[Website and app data records]
============
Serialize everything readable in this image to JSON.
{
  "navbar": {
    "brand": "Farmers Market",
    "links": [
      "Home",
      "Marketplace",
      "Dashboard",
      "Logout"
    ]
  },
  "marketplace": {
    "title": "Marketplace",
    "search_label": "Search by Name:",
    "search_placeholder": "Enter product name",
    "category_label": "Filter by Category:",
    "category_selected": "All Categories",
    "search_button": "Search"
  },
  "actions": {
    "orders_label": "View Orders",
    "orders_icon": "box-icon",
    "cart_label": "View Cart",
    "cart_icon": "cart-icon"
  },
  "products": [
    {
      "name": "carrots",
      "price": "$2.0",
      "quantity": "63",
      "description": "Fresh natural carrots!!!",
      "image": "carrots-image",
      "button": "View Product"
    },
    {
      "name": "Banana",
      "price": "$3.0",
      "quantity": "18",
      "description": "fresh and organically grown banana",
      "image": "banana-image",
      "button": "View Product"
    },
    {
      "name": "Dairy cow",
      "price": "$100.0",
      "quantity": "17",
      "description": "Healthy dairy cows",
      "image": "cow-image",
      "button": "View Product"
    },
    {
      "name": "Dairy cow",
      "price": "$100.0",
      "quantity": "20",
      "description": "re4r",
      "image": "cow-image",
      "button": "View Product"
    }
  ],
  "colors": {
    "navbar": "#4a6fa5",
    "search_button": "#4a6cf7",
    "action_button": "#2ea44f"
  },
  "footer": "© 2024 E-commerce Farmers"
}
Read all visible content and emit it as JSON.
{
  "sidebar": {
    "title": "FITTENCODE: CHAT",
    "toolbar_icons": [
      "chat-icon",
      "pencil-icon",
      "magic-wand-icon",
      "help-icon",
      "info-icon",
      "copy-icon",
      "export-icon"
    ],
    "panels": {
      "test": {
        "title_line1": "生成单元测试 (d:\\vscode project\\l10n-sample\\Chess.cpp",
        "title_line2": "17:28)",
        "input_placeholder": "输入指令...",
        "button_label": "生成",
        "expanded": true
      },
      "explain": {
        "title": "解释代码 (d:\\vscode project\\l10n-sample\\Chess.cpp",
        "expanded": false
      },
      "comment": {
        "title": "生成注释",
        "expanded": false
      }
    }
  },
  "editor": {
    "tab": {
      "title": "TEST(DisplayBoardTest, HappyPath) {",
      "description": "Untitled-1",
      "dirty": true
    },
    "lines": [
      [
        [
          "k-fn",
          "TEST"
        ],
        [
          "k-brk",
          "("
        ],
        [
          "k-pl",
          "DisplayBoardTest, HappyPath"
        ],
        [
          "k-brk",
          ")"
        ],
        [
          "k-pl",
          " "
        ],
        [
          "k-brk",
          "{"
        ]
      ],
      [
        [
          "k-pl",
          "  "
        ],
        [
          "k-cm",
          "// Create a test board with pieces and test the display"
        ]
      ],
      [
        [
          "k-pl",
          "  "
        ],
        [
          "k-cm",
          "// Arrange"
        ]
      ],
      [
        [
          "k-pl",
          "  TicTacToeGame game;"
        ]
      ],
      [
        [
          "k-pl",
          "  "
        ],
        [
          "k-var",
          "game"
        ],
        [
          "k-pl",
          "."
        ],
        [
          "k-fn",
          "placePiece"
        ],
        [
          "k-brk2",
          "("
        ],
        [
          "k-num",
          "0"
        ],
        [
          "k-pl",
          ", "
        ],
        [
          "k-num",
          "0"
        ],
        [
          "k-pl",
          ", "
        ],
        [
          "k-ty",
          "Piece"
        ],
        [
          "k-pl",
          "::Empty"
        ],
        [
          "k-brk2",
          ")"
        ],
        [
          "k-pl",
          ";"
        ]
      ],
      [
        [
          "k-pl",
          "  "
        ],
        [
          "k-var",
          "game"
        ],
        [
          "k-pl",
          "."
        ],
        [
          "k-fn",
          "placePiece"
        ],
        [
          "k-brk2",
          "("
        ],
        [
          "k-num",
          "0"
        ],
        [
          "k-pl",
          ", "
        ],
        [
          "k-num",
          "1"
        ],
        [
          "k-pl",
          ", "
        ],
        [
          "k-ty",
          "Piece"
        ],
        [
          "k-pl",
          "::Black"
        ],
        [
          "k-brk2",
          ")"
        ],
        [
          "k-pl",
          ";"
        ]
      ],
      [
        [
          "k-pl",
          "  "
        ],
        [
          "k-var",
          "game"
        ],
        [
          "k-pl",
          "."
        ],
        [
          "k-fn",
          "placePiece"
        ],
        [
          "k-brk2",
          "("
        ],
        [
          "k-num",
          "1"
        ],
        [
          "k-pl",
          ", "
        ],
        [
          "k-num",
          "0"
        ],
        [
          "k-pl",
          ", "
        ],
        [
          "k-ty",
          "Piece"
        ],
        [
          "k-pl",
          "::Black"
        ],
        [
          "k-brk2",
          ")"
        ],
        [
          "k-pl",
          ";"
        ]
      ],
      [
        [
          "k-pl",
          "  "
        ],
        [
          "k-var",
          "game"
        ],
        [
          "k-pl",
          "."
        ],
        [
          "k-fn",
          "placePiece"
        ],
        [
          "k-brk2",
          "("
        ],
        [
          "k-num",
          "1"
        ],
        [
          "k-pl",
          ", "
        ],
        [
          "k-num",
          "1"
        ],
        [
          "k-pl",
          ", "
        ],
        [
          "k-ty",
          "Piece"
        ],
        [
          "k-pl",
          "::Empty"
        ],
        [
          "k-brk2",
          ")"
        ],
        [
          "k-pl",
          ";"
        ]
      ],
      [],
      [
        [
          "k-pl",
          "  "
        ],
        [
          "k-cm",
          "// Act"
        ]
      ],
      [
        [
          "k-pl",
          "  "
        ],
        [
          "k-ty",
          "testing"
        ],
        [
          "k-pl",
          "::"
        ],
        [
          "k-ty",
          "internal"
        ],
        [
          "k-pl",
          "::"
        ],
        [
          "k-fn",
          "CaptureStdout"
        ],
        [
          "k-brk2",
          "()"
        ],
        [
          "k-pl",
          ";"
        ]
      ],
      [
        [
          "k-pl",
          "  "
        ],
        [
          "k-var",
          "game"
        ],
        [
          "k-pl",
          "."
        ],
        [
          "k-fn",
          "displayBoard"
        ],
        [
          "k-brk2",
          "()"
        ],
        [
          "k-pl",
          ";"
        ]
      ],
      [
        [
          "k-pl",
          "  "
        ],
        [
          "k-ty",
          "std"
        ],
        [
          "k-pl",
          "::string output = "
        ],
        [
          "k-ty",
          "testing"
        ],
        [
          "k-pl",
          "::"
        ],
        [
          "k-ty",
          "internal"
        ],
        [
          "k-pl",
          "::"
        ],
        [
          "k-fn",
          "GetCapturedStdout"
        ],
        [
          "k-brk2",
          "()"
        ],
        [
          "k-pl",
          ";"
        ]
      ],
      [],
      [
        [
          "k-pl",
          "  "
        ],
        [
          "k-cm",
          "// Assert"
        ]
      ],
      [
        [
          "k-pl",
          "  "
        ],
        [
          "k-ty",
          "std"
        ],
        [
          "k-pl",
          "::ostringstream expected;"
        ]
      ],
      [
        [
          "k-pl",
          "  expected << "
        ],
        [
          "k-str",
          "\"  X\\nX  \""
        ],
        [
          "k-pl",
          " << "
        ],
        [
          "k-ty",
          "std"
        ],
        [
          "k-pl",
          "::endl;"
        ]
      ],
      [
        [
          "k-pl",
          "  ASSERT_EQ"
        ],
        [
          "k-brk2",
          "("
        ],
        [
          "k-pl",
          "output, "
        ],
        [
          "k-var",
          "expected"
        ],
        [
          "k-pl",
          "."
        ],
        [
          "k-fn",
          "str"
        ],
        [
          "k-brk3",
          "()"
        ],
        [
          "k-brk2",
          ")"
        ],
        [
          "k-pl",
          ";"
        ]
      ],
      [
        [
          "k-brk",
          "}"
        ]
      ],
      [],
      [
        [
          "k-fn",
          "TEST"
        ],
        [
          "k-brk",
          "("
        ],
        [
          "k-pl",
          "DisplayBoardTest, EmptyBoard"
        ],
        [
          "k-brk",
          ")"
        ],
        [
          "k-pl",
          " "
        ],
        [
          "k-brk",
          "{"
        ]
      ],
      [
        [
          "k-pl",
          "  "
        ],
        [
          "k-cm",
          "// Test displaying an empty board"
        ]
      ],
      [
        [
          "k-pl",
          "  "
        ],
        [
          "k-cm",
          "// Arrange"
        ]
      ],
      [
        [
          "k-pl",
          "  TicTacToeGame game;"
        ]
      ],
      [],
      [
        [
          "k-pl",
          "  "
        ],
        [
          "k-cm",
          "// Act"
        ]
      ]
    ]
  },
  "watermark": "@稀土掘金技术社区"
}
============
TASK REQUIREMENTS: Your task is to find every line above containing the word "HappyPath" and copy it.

EXPECTED ANSWER:
      "title": "TEST(DisplayBoardTest, HappyPath) {",
          "DisplayBoardTest, HappyPath"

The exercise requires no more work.